12-30-08 Safety is the Goal for New Years Eve in Boise
Boise, Dec. 30, 2008 - Boise Police want to remind folks to celebrate responsibly on New Years Eve.
BPD will have extra officers working on all patrol shifts - including DUI patrols. Officers will pro-actively stop problems or traffic violations as officers see them, and be prepared to respond to the anticipated increase in calls for service, which is typical of New Years Even night.
"Citizen safety is, of course, our number one concern, especially drunk driving," said Captain Randy Roper of the Boise Police Valley Patrol Division.
"We know no one wants to start a celebration that ends in someone getting hurt or arrested because of drunk driving," said Capt.
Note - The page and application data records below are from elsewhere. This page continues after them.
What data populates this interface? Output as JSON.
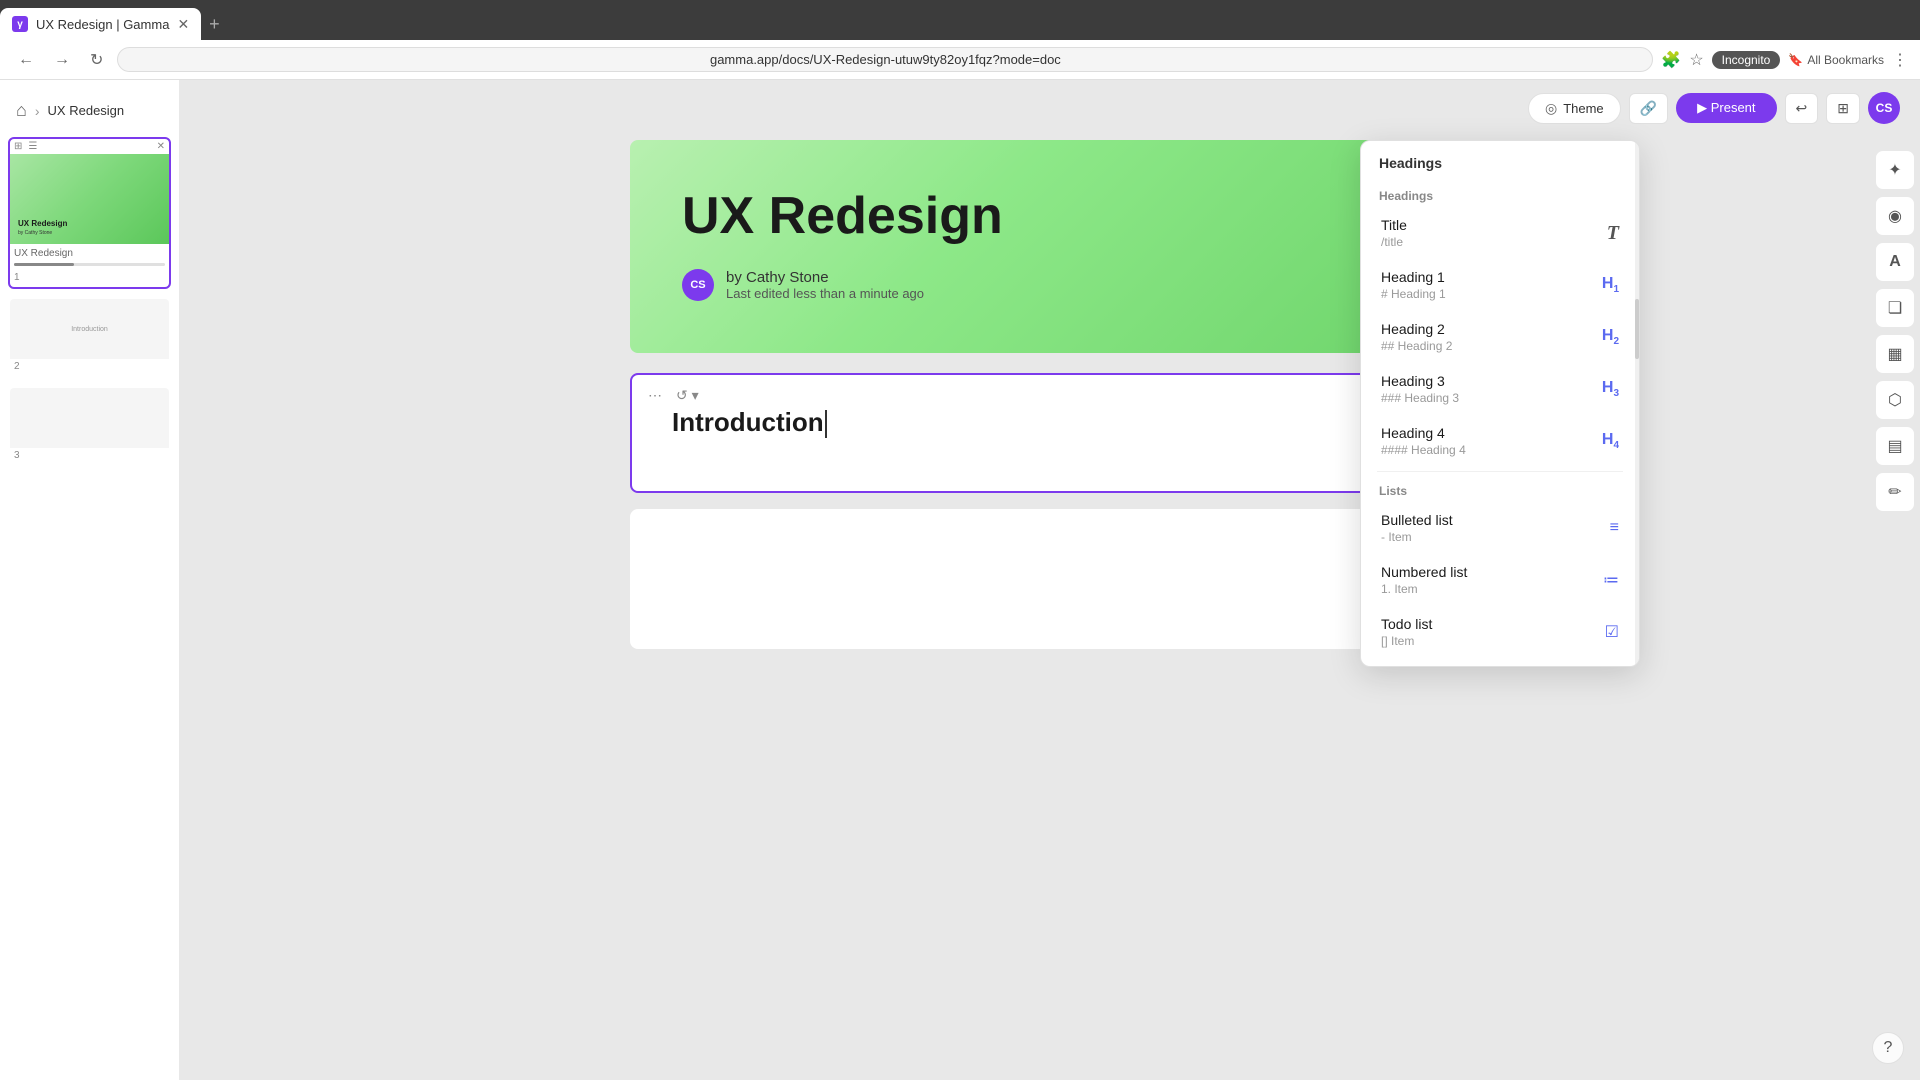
{
  "browser": {
    "tab_title": "UX Redesign | Gamma",
    "url": "gamma.app/docs/UX-Redesign-utuw9ty82oy1fqz?mode=doc",
    "incognito_label": "Incognito",
    "bookmarks_label": "All Bookmarks"
  },
  "header": {
    "home_icon": "⌂",
    "breadcrumb_separator": "›",
    "breadcrumb_text": "UX Redesign",
    "theme_label": "Theme",
    "avatar_label": "CS"
  },
  "hero": {
    "title": "UX Redesign",
    "author_name": "by Cathy Stone",
    "author_initials": "CS",
    "last_edited": "Last edited less than a minute ago"
  },
  "slides": [
    {
      "num": "1",
      "label": "UX Redesign",
      "active": true
    },
    {
      "num": "2",
      "label": "Introduction",
      "active": false
    },
    {
      "num": "3",
      "label": "",
      "active": false
    }
  ],
  "cards": [
    {
      "id": "introduction",
      "content": "Introduction",
      "active": true,
      "has_cursor": true
    },
    {
      "id": "empty",
      "content": "",
      "active": false,
      "has_cursor": false
    }
  ],
  "dropdown": {
    "title": "Headings",
    "sections": [
      {
        "label": "Headings",
        "items": [
          {
            "name": "Title",
            "sub": "/title",
            "icon": "T",
            "icon_class": "title-icon"
          },
          {
            "name": "Heading 1",
            "sub": "# Heading 1",
            "icon": "H1",
            "icon_class": "h1-icon"
          },
          {
            "name": "Heading 2",
            "sub": "## Heading 2",
            "icon": "H2",
            "icon_class": "h2-icon"
          },
          {
            "name": "Heading 3",
            "sub": "### Heading 3",
            "icon": "H3",
            "icon_class": "h3-icon"
          },
          {
            "name": "Heading 4",
            "sub": "#### Heading 4",
            "icon": "H4",
            "icon_class": "h4-icon"
          }
        ]
      },
      {
        "label": "Lists",
        "items": [
          {
            "name": "Bulleted list",
            "sub": "- Item",
            "icon": "≡",
            "icon_class": "list-icon"
          },
          {
            "name": "Numbered list",
            "sub": "1. Item",
            "icon": "≔",
            "icon_class": "list-icon"
          },
          {
            "name": "Todo list",
            "sub": "[] Item",
            "icon": "☑",
            "icon_class": "list-icon"
          }
        ]
      }
    ]
  },
  "right_tools": [
    "✦",
    "◉",
    "A",
    "❏",
    "▦",
    "⬡",
    "▤",
    "✏"
  ],
  "help_icon": "?"
}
Roper. "Citizens can help us and each other by using taxi cabs, designated drivers, and offering guests non-alcoholic drink options at parties. They can also call 911 if they see a suspected drunk driver and we'll get an officer to follow up as soon as we can."
"New Years Eve night typically means citizen calls for help regarding suspected DUI's, large crowds, loud parties, and stopping or preventing fights. We're bringing on enough officers to be able to handle the extra calls we know will come in New Years Eve." said Capt. Roper.
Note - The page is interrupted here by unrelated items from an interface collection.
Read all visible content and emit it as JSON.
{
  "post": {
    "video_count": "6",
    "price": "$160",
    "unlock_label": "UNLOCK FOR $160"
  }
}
Boise Police researched calls for service on New Years Even 2007, including the number of citizen calls plus the number of pro-active contacts made by officers. Officer staffing is in response to that research.
New Years Eve:
- 17% increase in calls for service. BPD averages 245 calls for service on typical weekend night (8:00 p.m. - 5:00 a.m.) late December, early January. On New Years Eve 2007, Boise Police responded to 320 calls for service.
- All patrol teams typically assigned to work a weekend night will be at full strength New Years Eve. That totals 68 patrol officers and supervisors, plus two civilian Community Service Specialists.
- 17 officers will be working overtime New Years night.
- Overtime for BPD DUI officers is being paid for by a grant from the Idaho Transportation Department's Office of Highway Safety.
- New Years Eve, 2007 - Ten DUI arrests were made in Boise from 8:00 p.m. Dec. 31st, 2007 through 5:00 a.m. Jan. 1, 2008.
Top 10 Police Calls, New Years Eve, 2007 in order:
- Traffic Stop
- Fights, Battery
- Illegal Fireworks, Shots heard (no injuries)
- Noise, Loud Parties
- DUI (citizen call-ins)
- Suspicious Vehicle, Suspicious Subject
- Problem Drunk, Problem Subject
- Welfare Checks (officers called to check on the well being of a citizen)
- Domestic problems, both verbal and physical family fights
- Alarms (burglary alarms, most often false)
More on Holiday DUI Patrols - Release issued Dec. 19, 2008:
Boise, Dec. 19, 2008 - Boise Police are increasing the number of officers on the streets looking strictly for drunk drivers.
"We've had some very serious DUI-related crashes in the city this year," said Sgt. Lori Sperry of the Boise Police Night STEP team. The Boise Police Night STEP unit is a team of officers specially trained in DUI detection, arrests, and prosecution.
"Sadly, our reports show young people suffer the most from DUI crashes. Especially as families gather for the holidays, we want them to stay safe in their travels, safe on the roads, and safe in our city." said Sgt. Sperry.
- Between January 1, 2008 and Dec. 18, 2008, Boise Police made at least 1975 DUI arrests.
- Beginning Dec. 22nd through Jan. 4th, 2009, Boise Police will use a $10,000 state grant to pay overtime for officers on the lookout for DUI's.
- National statistics show drivers ages 21 - 24 have the highest level of involvement in alcohol-related fatal crashes during the holiday period. It also shows the high representation of impaired driving in the 15 - 20 year old age group, a group that legally, is too young to consume alcohol.